When someone has hypoactive sexual desire (HSD), there are diminished or absent feel­ings of sexual interest in, or desire for, sexual activity (Heiman, 2002). However, a per­son with a HSD can still function sexually even though he or she often does not feel in­terested in sex. Studies have found that 33% of women and 16% of men report a lack of sexual interest (Laumann et al., 1999). A large multicultural study on sexual dysfunction found that the prevalence of hypoactive sexual desire increased as women aged—10% of women under the age of 49 reported hypoactive sexual desire, whereas 22% of women between the ages of 50 and 65 and 47% of women between the ages of 66 and74 reported diminished interest or desire (R. W. Lewis et al., 2004).

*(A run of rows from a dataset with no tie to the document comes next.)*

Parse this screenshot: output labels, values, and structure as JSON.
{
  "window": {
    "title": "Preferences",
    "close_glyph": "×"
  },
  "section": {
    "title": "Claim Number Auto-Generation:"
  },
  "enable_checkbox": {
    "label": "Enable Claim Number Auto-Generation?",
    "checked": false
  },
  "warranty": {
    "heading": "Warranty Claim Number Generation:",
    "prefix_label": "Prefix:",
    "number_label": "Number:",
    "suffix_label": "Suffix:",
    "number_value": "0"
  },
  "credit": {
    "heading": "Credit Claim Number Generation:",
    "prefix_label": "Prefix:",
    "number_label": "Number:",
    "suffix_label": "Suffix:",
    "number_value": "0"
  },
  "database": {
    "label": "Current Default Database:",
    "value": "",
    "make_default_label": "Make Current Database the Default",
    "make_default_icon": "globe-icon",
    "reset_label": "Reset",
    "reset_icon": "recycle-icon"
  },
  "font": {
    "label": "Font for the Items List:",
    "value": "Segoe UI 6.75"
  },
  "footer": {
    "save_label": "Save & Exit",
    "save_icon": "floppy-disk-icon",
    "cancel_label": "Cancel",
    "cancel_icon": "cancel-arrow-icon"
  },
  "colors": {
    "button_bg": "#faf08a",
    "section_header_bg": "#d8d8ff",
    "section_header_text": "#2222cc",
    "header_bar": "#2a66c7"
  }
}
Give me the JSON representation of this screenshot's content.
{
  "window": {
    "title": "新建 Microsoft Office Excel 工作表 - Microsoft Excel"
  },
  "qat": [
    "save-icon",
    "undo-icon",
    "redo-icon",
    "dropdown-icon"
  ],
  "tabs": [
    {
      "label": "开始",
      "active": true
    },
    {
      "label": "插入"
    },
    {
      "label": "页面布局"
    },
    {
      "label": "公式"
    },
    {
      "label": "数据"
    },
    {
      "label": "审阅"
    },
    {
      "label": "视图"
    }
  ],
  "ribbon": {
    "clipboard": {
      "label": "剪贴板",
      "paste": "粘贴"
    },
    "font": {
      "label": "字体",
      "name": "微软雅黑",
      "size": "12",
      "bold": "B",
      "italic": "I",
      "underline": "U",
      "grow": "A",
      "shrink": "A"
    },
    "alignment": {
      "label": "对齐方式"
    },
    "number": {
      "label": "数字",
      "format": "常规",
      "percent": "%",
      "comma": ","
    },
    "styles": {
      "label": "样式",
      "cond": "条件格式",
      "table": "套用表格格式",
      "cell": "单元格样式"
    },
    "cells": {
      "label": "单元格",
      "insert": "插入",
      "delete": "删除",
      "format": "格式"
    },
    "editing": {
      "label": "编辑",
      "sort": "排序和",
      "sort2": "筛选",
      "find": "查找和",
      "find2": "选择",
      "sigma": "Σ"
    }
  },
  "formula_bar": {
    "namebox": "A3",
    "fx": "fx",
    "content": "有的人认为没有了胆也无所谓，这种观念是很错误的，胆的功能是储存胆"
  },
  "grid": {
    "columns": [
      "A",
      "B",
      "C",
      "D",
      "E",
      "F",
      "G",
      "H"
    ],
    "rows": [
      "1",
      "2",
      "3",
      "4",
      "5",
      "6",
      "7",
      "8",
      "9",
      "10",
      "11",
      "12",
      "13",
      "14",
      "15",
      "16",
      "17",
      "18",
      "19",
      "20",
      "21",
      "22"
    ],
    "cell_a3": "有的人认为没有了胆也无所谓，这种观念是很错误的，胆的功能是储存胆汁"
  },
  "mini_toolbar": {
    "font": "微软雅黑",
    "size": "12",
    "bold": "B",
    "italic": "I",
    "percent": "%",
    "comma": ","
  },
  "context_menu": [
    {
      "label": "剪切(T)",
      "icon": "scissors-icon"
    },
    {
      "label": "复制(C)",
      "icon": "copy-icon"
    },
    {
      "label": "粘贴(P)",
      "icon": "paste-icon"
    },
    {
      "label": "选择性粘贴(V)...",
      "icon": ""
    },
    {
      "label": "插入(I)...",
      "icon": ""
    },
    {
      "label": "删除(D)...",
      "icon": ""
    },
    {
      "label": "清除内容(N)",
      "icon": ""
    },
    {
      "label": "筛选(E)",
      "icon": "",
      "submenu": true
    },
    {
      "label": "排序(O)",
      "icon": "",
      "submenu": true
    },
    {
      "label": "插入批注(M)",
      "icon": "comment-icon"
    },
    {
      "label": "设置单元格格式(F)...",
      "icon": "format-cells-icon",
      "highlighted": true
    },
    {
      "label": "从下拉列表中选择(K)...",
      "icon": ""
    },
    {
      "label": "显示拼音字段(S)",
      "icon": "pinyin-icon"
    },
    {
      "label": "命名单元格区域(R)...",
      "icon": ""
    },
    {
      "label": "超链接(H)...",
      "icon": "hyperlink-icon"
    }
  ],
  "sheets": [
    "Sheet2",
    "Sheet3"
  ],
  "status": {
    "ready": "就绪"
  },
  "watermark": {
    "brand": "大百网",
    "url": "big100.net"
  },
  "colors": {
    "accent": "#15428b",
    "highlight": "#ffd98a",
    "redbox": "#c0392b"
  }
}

HSD may be manifested in several different ways. There may be a lack of sexual fantasies, a reduction of or absence in initiating sexual activity, or a decrease in self-stimulation. Primary HSD, the less common type, is diagnosed when a person has a lifelong pattern of complete disinterest in sex. Secondary HSD, which is more common, refers to a problem in which desire was normal for a certain period of time but then diminished.

Human Sexuality in a Diverse World